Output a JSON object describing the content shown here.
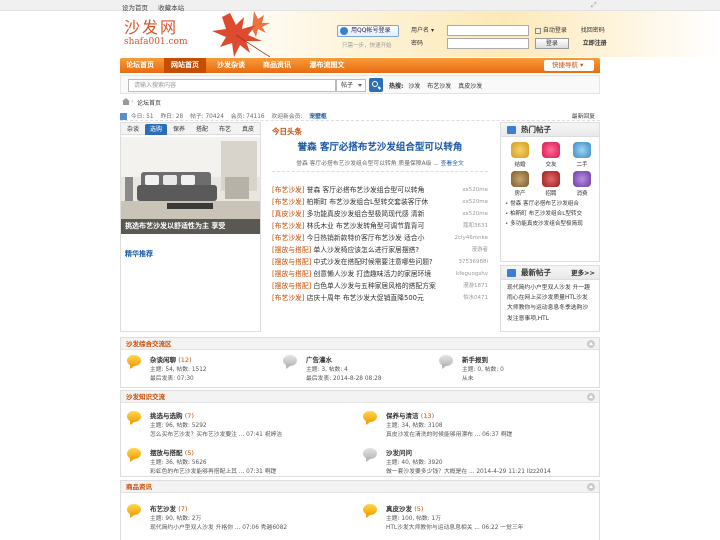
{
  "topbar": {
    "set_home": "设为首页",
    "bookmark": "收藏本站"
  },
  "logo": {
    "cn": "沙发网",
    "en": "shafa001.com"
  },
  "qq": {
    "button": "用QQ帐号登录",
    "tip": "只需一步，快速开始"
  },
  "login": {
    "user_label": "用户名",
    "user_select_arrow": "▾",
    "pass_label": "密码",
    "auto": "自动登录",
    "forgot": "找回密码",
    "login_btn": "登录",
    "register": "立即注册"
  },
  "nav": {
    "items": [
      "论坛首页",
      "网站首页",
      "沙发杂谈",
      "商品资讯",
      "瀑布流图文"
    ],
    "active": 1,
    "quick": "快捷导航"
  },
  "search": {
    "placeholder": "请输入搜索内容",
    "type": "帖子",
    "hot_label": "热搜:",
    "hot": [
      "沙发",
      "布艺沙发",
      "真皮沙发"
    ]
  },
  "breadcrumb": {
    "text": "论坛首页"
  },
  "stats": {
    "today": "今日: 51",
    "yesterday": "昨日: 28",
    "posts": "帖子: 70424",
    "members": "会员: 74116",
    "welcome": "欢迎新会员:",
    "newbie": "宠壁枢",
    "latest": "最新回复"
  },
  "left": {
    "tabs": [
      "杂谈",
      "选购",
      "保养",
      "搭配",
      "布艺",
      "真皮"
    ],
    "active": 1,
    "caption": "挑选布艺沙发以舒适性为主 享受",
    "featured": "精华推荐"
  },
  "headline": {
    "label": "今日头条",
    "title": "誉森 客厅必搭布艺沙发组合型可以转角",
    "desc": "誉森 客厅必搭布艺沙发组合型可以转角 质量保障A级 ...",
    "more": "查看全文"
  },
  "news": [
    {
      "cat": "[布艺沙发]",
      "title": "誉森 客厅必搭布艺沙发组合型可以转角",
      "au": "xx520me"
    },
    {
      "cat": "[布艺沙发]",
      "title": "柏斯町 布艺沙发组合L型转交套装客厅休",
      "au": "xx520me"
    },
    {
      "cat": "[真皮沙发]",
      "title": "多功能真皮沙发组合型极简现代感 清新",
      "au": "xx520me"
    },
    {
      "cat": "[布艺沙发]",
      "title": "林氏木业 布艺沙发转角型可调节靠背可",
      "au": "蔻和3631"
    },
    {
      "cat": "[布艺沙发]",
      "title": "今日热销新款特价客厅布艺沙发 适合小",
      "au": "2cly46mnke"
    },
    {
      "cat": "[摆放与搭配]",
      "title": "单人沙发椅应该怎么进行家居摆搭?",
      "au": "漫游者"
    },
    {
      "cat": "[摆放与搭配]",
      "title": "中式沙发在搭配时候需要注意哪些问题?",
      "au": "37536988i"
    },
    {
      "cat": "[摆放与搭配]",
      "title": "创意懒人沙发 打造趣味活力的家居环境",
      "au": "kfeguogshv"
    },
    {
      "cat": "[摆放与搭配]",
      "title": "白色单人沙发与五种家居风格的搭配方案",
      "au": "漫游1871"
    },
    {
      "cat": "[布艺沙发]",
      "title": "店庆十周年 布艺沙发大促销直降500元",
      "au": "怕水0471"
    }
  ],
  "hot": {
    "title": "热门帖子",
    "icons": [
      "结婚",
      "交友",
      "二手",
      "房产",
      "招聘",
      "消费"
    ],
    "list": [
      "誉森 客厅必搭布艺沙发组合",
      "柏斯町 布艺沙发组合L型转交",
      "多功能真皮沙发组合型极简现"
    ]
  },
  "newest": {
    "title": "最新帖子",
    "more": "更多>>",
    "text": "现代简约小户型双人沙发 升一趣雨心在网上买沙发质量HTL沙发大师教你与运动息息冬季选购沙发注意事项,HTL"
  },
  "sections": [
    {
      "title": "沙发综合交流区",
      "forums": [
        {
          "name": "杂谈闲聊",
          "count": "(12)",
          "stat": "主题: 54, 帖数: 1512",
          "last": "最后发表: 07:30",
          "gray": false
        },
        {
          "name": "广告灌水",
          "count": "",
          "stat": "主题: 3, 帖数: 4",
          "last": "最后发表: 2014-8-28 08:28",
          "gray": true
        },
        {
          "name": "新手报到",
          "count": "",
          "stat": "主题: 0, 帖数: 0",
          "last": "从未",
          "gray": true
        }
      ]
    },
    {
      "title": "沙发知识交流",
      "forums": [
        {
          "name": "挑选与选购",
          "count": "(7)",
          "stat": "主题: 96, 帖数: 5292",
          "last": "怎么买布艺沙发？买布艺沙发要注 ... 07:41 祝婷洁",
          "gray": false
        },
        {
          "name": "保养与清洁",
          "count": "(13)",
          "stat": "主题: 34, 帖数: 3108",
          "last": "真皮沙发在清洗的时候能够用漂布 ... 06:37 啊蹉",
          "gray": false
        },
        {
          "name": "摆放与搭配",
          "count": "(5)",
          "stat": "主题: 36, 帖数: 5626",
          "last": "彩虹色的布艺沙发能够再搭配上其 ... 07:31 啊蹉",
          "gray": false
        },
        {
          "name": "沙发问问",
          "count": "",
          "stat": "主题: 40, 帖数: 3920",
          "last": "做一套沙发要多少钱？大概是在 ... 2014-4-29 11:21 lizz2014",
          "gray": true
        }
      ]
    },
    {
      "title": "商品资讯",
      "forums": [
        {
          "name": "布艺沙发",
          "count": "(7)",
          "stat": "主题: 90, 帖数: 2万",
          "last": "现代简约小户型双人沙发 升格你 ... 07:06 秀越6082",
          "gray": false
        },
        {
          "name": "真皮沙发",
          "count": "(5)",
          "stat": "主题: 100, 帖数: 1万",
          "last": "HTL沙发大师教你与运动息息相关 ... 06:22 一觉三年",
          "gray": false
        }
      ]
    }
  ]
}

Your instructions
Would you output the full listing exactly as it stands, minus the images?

Your solution
Output a JSON object describing the content shown here.
{
  "topbar": {
    "set_home": "设为首页",
    "bookmark": "收藏本站"
  },
  "logo": {
    "cn": "沙发网",
    "en": "shafa001.com"
  },
  "qq": {
    "button": "用QQ帐号登录",
    "tip": "只需一步，快速开始"
  },
  "login": {
    "user_label": "用户名",
    "user_select_arrow": "▾",
    "pass_label": "密码",
    "auto": "自动登录",
    "forgot": "找回密码",
    "login_btn": "登录",
    "register": "立即注册"
  },
  "nav": {
    "items": [
      "论坛首页",
      "网站首页",
      "沙发杂谈",
      "商品资讯",
      "瀑布流图文"
    ],
    "active": 1,
    "quick": "快捷导航"
  },
  "search": {
    "placeholder": "请输入搜索内容",
    "type": "帖子",
    "hot_label": "热搜:",
    "hot": [
      "沙发",
      "布艺沙发",
      "真皮沙发"
    ]
  },
  "breadcrumb": {
    "text": "论坛首页"
  },
  "stats": {
    "today": "今日: 51",
    "yesterday": "昨日: 28",
    "posts": "帖子: 70424",
    "members": "会员: 74116",
    "welcome": "欢迎新会员:",
    "newbie": "宠壁枢",
    "latest": "最新回复"
  },
  "left": {
    "tabs": [
      "杂谈",
      "选购",
      "保养",
      "搭配",
      "布艺",
      "真皮"
    ],
    "active": 1,
    "caption": "挑选布艺沙发以舒适性为主 享受",
    "featured": "精华推荐"
  },
  "headline": {
    "label": "今日头条",
    "title": "誉森 客厅必搭布艺沙发组合型可以转角",
    "desc": "誉森 客厅必搭布艺沙发组合型可以转角 质量保障A级 ...",
    "more": "查看全文"
  },
  "news": [
    {
      "cat": "[布艺沙发]",
      "title": "誉森 客厅必搭布艺沙发组合型可以转角",
      "au": "xx520me"
    },
    {
      "cat": "[布艺沙发]",
      "title": "柏斯町 布艺沙发组合L型转交套装客厅休",
      "au": "xx520me"
    },
    {
      "cat": "[真皮沙发]",
      "title": "多功能真皮沙发组合型极简现代感 清新",
      "au": "xx520me"
    },
    {
      "cat": "[布艺沙发]",
      "title": "林氏木业 布艺沙发转角型可调节靠背可",
      "au": "蔻和3631"
    },
    {
      "cat": "[布艺沙发]",
      "title": "今日热销新款特价客厅布艺沙发 适合小",
      "au": "2cly46mnke"
    },
    {
      "cat": "[摆放与搭配]",
      "title": "单人沙发椅应该怎么进行家居摆搭?",
      "au": "漫游者"
    },
    {
      "cat": "[摆放与搭配]",
      "title": "中式沙发在搭配时候需要注意哪些问题?",
      "au": "37536988i"
    },
    {
      "cat": "[摆放与搭配]",
      "title": "创意懒人沙发 打造趣味活力的家居环境",
      "au": "kfeguogshv"
    },
    {
      "cat": "[摆放与搭配]",
      "title": "白色单人沙发与五种家居风格的搭配方案",
      "au": "漫游1871"
    },
    {
      "cat": "[布艺沙发]",
      "title": "店庆十周年 布艺沙发大促销直降500元",
      "au": "怕水0471"
    }
  ],
  "hot": {
    "title": "热门帖子",
    "icons": [
      "结婚",
      "交友",
      "二手",
      "房产",
      "招聘",
      "消费"
    ],
    "list": [
      "誉森 客厅必搭布艺沙发组合",
      "柏斯町 布艺沙发组合L型转交",
      "多功能真皮沙发组合型极简现"
    ]
  },
  "newest": {
    "title": "最新帖子",
    "more": "更多>>",
    "text": "现代简约小户型双人沙发 升一趣雨心在网上买沙发质量HTL沙发大师教你与运动息息冬季选购沙发注意事项,HTL"
  },
  "sections": [
    {
      "title": "沙发综合交流区",
      "forums": [
        {
          "name": "杂谈闲聊",
          "count": "(12)",
          "stat": "主题: 54, 帖数: 1512",
          "last": "最后发表: 07:30",
          "gray": false
        },
        {
          "name": "广告灌水",
          "count": "",
          "stat": "主题: 3, 帖数: 4",
          "last": "最后发表: 2014-8-28 08:28",
          "gray": true
        },
        {
          "name": "新手报到",
          "count": "",
          "stat": "主题: 0, 帖数: 0",
          "last": "从未",
          "gray": true
        }
      ]
    },
    {
      "title": "沙发知识交流",
      "forums": [
        {
          "name": "挑选与选购",
          "count": "(7)",
          "stat": "主题: 96, 帖数: 5292",
          "last": "怎么买布艺沙发？买布艺沙发要注 ... 07:41 祝婷洁",
          "gray": false
        },
        {
          "name": "保养与清洁",
          "count": "(13)",
          "stat": "主题: 34, 帖数: 3108",
          "last": "真皮沙发在清洗的时候能够用漂布 ... 06:37 啊蹉",
          "gray": false
        },
        {
          "name": "摆放与搭配",
          "count": "(5)",
          "stat": "主题: 36, 帖数: 5626",
          "last": "彩虹色的布艺沙发能够再搭配上其 ... 07:31 啊蹉",
          "gray": false
        },
        {
          "name": "沙发问问",
          "count": "",
          "stat": "主题: 40, 帖数: 3920",
          "last": "做一套沙发要多少钱？大概是在 ... 2014-4-29 11:21 lizz2014",
          "gray": true
        }
      ]
    },
    {
      "title": "商品资讯",
      "forums": [
        {
          "name": "布艺沙发",
          "count": "(7)",
          "stat": "主题: 90, 帖数: 2万",
          "last": "现代简约小户型双人沙发 升格你 ... 07:06 秀越6082",
          "gray": false
        },
        {
          "name": "真皮沙发",
          "count": "(5)",
          "stat": "主题: 100, 帖数: 1万",
          "last": "HTL沙发大师教你与运动息息相关 ... 06:22 一觉三年",
          "gray": false
        }
      ]
    }
  ]
}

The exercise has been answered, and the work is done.